Geography & Population
Japan is an island nation off the eastern coast of China and the Korean peninsula. It is about the size of California with a population of 128 million (compared to 304 million in the US). Japan is made up of four main islands (starting from the north, Hokkaido, Honshu, Shikoku, & Kyushu) and many more (6848) smaller islands that extend as far south as Okinawa. Japan’s name is pronounced Nihon or Nippon and means sun-origin, which is why it is often called the “Land of the Rising Sun”. Most Japanese live in large cities, the biggest being Tokyo with a population of 12 million (10% of Japan’s total population).
When asked, most Japanese claim to be Buddhists (perhaps 90%), but most Japanese also worship at Shinto Shrines and participate in Shinto Festivals. Shintoism is an animistic religion (where people worship the spirits of nature and people) and was the original religion of Japan. Shintoism has no written teaching but was passed down through oral traditions. Shintoism stresses the importance of purification and is still a part of daily life for many Japanese.
In the 6th century, Buddhism came to Japan through China incorporating many Japanese Shinto traditions after arriving in Japan.
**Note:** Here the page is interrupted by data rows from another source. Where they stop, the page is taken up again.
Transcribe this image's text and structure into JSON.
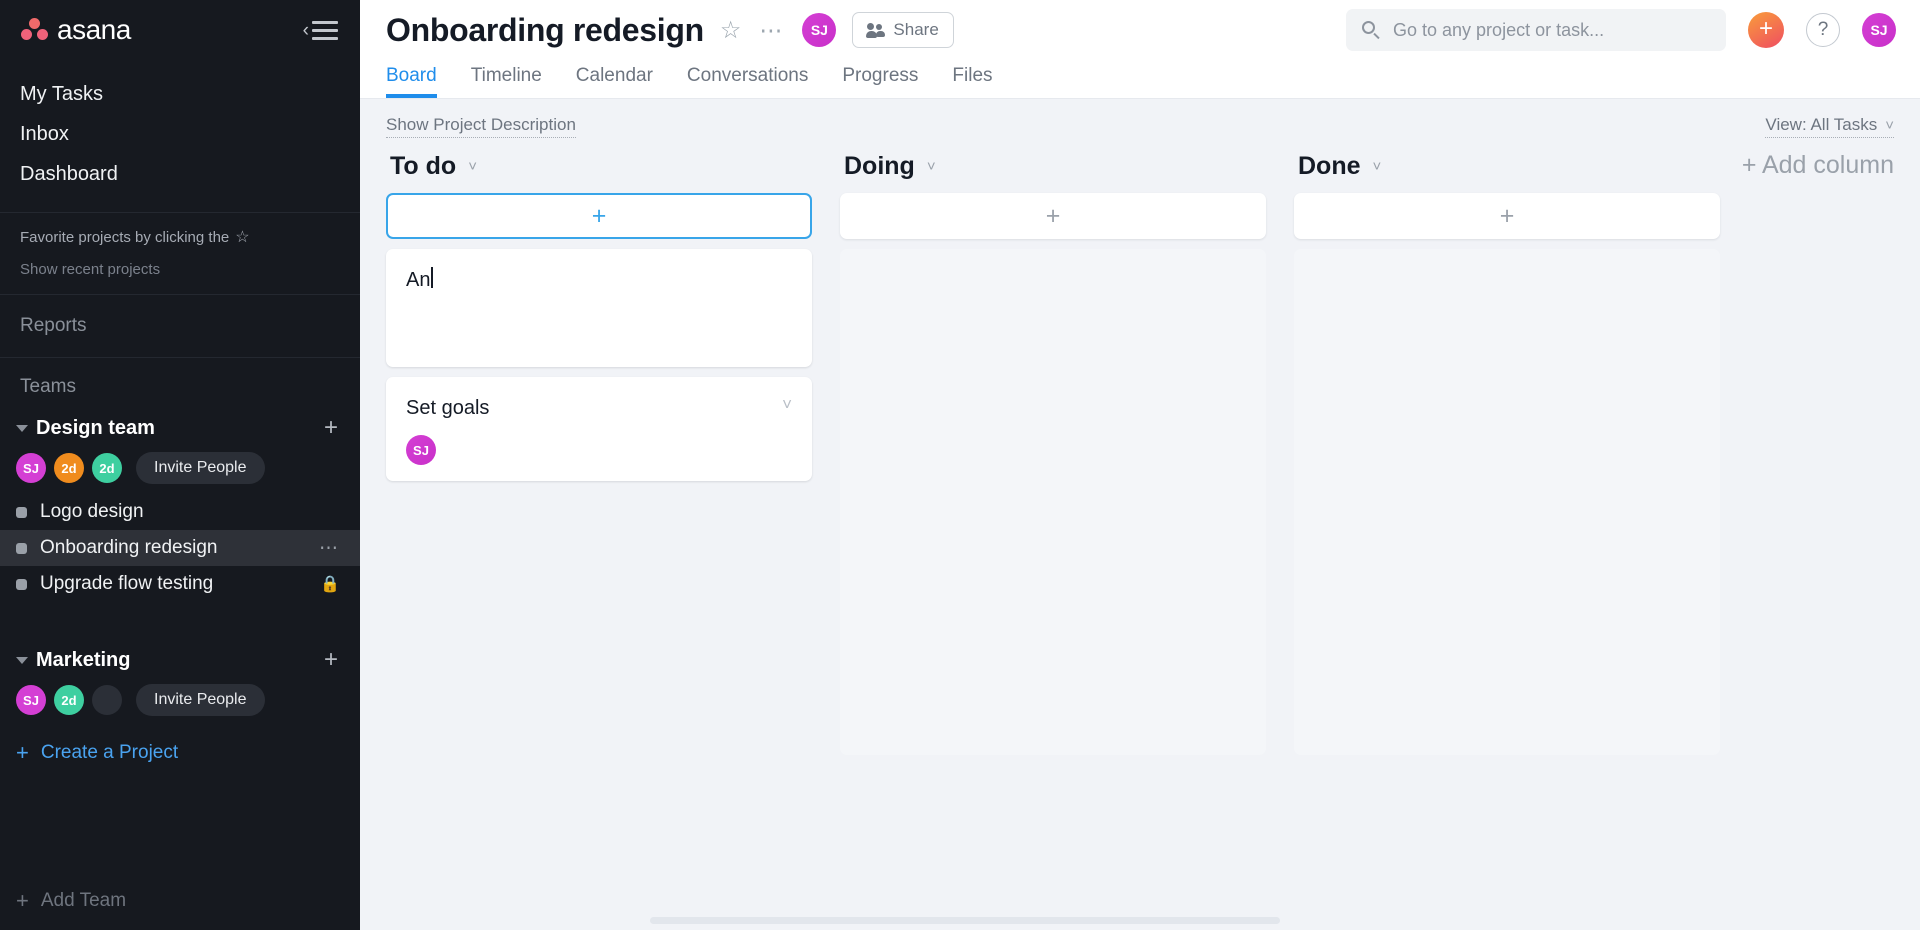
{
  "sidebar": {
    "brand": "asana",
    "collapse_icon": "collapse-sidebar-icon",
    "nav": [
      {
        "label": "My Tasks"
      },
      {
        "label": "Inbox"
      },
      {
        "label": "Dashboard"
      }
    ],
    "favorite_hint": "Favorite projects by clicking the",
    "show_recent": "Show recent projects",
    "reports_label": "Reports",
    "teams_label": "Teams",
    "teams": [
      {
        "name": "Design team",
        "members": [
          {
            "initials": "SJ",
            "color": "#d43fd4"
          },
          {
            "initials": "2d",
            "color": "#f08c1e"
          },
          {
            "initials": "2d",
            "color": "#3ecfa0"
          }
        ],
        "empty_slots": 0,
        "invite_label": "Invite People",
        "projects": [
          {
            "name": "Logo design",
            "active": false,
            "lock": false,
            "more": false
          },
          {
            "name": "Onboarding redesign",
            "active": true,
            "lock": false,
            "more": true
          },
          {
            "name": "Upgrade flow testing",
            "active": false,
            "lock": true,
            "more": false
          }
        ]
      },
      {
        "name": "Marketing",
        "members": [
          {
            "initials": "SJ",
            "color": "#d43fd4"
          },
          {
            "initials": "2d",
            "color": "#3ecfa0"
          }
        ],
        "empty_slots": 1,
        "invite_label": "Invite People",
        "projects": []
      }
    ],
    "create_project": "Create a Project",
    "add_team": "Add Team"
  },
  "header": {
    "project_title": "Onboarding redesign",
    "star_icon": "star-outline-icon",
    "more_icon": "more-options-icon",
    "avatar": {
      "initials": "SJ"
    },
    "share_label": "Share",
    "search_placeholder": "Go to any project or task...",
    "plus_label": "+",
    "help_label": "?",
    "user_avatar": {
      "initials": "SJ"
    },
    "tabs": [
      {
        "label": "Board",
        "active": true
      },
      {
        "label": "Timeline",
        "active": false
      },
      {
        "label": "Calendar",
        "active": false
      },
      {
        "label": "Conversations",
        "active": false
      },
      {
        "label": "Progress",
        "active": false
      },
      {
        "label": "Files",
        "active": false
      }
    ]
  },
  "board": {
    "show_description": "Show Project Description",
    "view_filter": "View: All Tasks",
    "add_column": "+ Add column",
    "columns": [
      {
        "title": "To do",
        "add_focused": true,
        "cards": [
          {
            "title": "An",
            "composing": true,
            "assignee": null,
            "chevron": false
          },
          {
            "title": "Set goals",
            "composing": false,
            "assignee": {
              "initials": "SJ"
            },
            "chevron": true
          }
        ]
      },
      {
        "title": "Doing",
        "add_focused": false,
        "cards": []
      },
      {
        "title": "Done",
        "add_focused": false,
        "cards": []
      }
    ]
  },
  "colors": {
    "accent_blue": "#1f8deb",
    "focus_blue": "#38a5e9",
    "sidebar_bg": "#16191f",
    "sidebar_active": "#2e3138",
    "board_bg": "#f1f3f7",
    "link_blue": "#4aa3f0"
  }
}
For most Japanese, Shintoism primarily has to do with this life, while Buddhism has to do with life after death. Most matters having to do with this life are performed with Shinto rituals: traditional Japanese weddings, purification for building construction, baby dedications, blessings on company work, and so forth. While a few people have Shinto funerals, the vast majority of funerals are Buddhist. Even after the funeral, departed loved ones are worshiped at a Buddhist altar in the home and at the gravesite. So Buddhism and Shintoism are a very real part of Japanese daily life. In the metropolitan areas, people tend to be less tied to their family traditions and so they might not be as active in Shintoism or Buddhism. However, in the more rural areas, they are much more traditional in thinking, and Shintoism and Buddhism are still a very real part of their daily lives.
Though Christian missionaries have been in Japan for 150 years (Catholic came much earlier), sadly less than 1% of the Japanese profess to be Christians. No doubt one of the reasons for this small number goes back to a time period of over 200 years when Japan was closed to the outside world (from 1635 to 1858). During this time period, there was no religious freedom and Japanese families were organized into groups associated with a particular Buddhist Temple. This was done so as to keep a constant check on the presence of any Christians. During this time, anyone thought to be a Christian would be severely persecuted. To this day, Christianity is instinctively shunned by many Japanese as a foreign and undesirable religion.
Sadly most Japanese have not seriously considered the Bible or its message of salvation through Christ. This wonderful message of salvation through Jesus Christ is what we and other missionaries have given our lives to proclaim to the Japanese. While the percent of believers remains low, we praise the Lord for those who have believed and live for the Lord. We pray that God will send more missionaries to this needy country. We thank you for your prayers and concern for us and for Japan.